President Carter described by aides as suffering from "an aggravated hemorrhoid problem" and facing possible surgery, canceled all of his appointments yesterday and spent most of the day in bed in the White House.

White House press secretary Jody Powell said last night that surgery for Carter "is possible but not likely" and that a decision on that would probably be made today. He indicated that if surgery is considered necessary, it would probably occur during the Christmas holidays, which the president had planned to spend at his home in Plains, Ga., and at the presidential retreat at Camp David, Md.

Powell said Carter first began experiencing serious pain from the problem on Tuesday. But Powell quoted White House physician William M. Lukash as saying that "there has been considerable lessening of the discomfort" yesterday for the president, who slept about six hours after getting little sleep on Wednesday night.

Carter was host at a Christmas reception for the White House press corps Wednesday night and stood in a receiving line to greet more than 1,000 guests. He and his wife, Rosalynn, left the reception early, but there was no indication then that he was in pain.

Powell said Lukash would examine the president later last night and again early this morning, after which a decision would be made on whether Carter should go through with plans to leave this afternoon for his home in Plains.

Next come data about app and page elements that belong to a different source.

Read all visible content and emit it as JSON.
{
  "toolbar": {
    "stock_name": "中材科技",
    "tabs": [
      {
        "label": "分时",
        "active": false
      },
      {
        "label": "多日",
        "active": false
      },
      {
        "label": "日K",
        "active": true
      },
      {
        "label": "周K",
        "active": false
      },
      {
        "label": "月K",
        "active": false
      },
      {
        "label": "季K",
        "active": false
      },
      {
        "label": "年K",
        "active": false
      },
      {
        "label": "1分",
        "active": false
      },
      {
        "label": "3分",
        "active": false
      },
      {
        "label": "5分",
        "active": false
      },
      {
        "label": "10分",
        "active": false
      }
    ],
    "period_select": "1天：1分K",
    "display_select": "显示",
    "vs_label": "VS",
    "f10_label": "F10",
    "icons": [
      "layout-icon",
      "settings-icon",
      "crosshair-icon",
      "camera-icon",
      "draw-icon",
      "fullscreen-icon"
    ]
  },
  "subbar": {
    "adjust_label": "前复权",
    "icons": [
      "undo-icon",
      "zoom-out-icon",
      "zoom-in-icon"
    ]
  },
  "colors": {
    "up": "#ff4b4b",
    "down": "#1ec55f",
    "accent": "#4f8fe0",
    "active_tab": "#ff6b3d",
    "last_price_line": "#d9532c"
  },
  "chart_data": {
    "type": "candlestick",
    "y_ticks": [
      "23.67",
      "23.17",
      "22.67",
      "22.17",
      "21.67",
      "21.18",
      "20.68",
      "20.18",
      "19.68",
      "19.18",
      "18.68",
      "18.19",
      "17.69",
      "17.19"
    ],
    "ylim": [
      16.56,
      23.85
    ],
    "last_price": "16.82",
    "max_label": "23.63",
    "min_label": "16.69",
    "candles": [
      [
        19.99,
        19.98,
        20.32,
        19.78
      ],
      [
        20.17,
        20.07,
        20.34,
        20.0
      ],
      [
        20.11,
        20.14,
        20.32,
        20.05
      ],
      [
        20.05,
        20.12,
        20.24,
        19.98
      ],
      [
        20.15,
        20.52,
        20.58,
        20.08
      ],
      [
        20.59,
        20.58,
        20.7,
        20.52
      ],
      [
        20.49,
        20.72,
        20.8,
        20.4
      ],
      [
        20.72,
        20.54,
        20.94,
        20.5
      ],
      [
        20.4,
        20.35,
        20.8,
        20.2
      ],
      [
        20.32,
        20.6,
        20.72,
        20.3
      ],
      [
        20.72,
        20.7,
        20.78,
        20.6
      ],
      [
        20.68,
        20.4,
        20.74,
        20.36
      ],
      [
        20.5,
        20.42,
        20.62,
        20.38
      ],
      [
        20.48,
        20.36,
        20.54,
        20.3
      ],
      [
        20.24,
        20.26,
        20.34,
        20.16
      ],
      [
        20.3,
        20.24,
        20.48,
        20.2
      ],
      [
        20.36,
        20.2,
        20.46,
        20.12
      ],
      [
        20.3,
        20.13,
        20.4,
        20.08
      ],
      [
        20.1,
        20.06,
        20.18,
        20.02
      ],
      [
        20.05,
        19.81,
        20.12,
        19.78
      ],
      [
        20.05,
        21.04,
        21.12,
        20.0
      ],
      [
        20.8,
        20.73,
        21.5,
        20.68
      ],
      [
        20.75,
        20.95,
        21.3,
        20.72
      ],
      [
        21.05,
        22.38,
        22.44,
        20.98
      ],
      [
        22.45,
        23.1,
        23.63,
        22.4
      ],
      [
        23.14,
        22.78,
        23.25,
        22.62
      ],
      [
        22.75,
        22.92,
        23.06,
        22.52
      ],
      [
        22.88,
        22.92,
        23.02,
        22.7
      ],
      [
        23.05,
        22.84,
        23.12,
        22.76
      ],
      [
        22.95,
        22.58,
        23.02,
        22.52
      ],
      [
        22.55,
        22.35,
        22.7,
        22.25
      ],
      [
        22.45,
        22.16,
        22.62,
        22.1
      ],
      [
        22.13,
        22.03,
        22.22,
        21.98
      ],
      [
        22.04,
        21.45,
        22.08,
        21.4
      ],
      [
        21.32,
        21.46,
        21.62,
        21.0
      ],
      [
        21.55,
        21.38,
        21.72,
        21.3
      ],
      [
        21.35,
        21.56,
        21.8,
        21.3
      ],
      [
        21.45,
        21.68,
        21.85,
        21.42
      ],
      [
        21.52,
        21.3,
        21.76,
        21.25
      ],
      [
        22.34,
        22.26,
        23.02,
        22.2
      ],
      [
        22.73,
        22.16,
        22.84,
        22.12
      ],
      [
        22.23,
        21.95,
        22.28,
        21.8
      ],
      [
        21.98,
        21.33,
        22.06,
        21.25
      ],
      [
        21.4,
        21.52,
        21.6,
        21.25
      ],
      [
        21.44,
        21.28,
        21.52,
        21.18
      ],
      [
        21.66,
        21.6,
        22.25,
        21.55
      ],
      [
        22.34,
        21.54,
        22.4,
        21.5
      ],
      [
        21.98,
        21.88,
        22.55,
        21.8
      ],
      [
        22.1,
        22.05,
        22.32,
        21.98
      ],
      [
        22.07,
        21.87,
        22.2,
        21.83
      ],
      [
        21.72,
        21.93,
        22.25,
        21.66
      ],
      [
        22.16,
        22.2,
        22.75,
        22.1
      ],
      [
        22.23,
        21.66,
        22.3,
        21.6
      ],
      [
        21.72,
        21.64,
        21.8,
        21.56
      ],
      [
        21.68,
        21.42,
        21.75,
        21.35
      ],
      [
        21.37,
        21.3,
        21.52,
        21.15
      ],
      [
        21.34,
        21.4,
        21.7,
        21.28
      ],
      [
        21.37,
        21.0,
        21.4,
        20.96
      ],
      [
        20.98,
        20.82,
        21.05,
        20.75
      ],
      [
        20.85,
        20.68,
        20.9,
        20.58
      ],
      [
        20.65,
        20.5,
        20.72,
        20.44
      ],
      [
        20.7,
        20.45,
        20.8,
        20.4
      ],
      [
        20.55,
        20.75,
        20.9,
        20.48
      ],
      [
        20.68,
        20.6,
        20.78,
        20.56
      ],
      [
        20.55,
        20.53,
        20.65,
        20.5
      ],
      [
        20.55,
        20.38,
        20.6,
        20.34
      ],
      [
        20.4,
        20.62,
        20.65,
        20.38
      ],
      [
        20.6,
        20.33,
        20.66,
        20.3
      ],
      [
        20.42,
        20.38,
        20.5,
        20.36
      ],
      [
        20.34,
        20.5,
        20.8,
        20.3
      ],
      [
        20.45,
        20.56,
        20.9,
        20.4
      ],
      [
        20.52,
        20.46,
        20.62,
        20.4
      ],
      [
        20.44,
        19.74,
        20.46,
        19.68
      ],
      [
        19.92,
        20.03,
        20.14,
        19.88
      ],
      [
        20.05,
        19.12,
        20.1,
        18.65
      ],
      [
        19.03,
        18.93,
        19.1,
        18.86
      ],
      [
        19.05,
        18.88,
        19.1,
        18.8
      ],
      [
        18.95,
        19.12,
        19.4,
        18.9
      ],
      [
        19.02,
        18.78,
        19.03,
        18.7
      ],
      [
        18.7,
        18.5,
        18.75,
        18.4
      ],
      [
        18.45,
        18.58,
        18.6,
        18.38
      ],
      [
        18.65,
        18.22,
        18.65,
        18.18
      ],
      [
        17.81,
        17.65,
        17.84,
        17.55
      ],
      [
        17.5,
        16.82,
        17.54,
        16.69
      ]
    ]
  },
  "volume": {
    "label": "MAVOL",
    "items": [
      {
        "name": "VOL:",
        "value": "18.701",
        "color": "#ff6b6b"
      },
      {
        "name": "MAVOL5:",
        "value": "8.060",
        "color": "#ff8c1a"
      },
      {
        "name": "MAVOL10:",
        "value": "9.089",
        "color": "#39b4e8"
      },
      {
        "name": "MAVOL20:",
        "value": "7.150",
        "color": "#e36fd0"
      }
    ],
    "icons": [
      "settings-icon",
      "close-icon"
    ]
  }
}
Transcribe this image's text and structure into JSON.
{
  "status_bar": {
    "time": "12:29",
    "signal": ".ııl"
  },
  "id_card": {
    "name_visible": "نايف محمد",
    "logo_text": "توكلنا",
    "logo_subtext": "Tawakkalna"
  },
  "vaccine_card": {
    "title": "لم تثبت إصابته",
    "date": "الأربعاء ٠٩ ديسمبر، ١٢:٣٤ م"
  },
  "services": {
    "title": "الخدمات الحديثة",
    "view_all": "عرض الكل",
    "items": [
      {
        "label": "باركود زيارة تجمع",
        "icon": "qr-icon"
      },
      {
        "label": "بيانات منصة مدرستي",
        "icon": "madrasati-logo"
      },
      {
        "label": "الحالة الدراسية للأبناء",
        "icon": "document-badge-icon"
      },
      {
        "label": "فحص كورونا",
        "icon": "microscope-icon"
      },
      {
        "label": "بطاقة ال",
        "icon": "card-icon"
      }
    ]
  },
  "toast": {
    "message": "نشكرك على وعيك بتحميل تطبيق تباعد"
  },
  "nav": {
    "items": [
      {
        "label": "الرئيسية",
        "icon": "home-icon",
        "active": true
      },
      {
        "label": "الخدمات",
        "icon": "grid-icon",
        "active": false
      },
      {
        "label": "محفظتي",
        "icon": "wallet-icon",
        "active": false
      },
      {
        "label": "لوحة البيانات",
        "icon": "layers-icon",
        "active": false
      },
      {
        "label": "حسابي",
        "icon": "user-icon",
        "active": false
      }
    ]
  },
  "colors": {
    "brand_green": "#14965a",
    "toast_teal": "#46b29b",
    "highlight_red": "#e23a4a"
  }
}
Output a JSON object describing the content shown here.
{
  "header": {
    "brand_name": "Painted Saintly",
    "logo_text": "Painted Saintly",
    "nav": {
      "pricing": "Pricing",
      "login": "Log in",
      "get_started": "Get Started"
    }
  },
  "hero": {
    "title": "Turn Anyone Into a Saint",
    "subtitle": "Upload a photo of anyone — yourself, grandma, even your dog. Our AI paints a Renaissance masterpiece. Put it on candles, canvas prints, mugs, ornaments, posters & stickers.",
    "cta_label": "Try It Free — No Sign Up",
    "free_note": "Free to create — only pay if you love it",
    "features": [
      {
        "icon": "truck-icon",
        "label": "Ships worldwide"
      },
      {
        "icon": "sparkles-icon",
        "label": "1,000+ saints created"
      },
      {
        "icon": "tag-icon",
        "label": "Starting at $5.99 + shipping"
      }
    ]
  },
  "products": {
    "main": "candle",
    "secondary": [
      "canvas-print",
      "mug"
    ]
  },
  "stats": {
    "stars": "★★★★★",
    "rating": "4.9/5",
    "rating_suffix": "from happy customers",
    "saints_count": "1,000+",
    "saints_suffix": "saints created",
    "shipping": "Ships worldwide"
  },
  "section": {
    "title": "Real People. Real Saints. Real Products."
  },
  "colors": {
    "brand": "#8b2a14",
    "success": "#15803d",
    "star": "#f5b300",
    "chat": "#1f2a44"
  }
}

Powell quoted Lukash as saying that "if the improvement continues, the president will probably want to go."

The press secretary said Carter had taken "routine pain medication" for his discomfort, an affliction shared by 30 percent of all adults at somet time.

The president was also examined, Tuesday and yesterday, by Dr. Lee Smith, a specialist from the Bethesda naval hospital, Powell said. In addition, he said, the White House had consulted with Dr. Edwin Lockridge of Atlanta, who treated Carter in 1974 for a similar but less acute attack.

Powell said the president has suffered from a hemorrhoid condition "virtually from the time he was in college." He said Carter has suffered "rather considerable pain the last couple of days" and that the current episode is "certainly the most serious in terms of discomfort" and the president has experienced.

"The man is receiving adequate medical treatment," Powell said. "He's been hurting for three days and he ain't going to die."

Although at times he has shown signs of the physical strain of his job, Carter has generally appeared to be in good health. Yesterday was the first time he was known to have canceled appointments for reasons of health. Those appointments - with his economic advisers and two meeting on the fiscal 1980 budget - were handled by Vice President Mondale.

Lukash said recently that Carter had undergone a simple surgical procedure - "banding," or using rubber bands to cut off the circulation to the offending protrusions and make them atrophy - before he was elected president.

Usually a successful operation or some milder version such as the above ends the problem. But in a few cases there can be a recurrence.

Anatomically, hemorrhoids, or piles, are simple swellings of the veins of the rectal and anal area.

Piles are often the subject of jest or embarrassment, but the condition can be far from trivial. Left untreated it may lead to serious bleeding and even anemia. Or piles may become inflamed and infected and lead to more serious bleeding and even anemia. Or piles may become inflamed and infected and lead to more serious ulcerations or fissures.

Often, simple medical treatment can arrest the problem before it becomes advanced. This may consist of lubrication and medicated suppositories or, sometimes, injections.

If medical treatment doesn't work, the next step usually is some kind of surgery. Sometimes cryosurgery, an ice-cold probe, is used instead of the knife. A patient may have to stay in the hospital three or four days or more after surgery, and is often unable to return to work for 10 days or more.

The operation itself is a simple one that usually takes no longer than 20 or 30 minutes. But the pain afterward may be severe. And it may be several days before the patient recovers normal bowel function.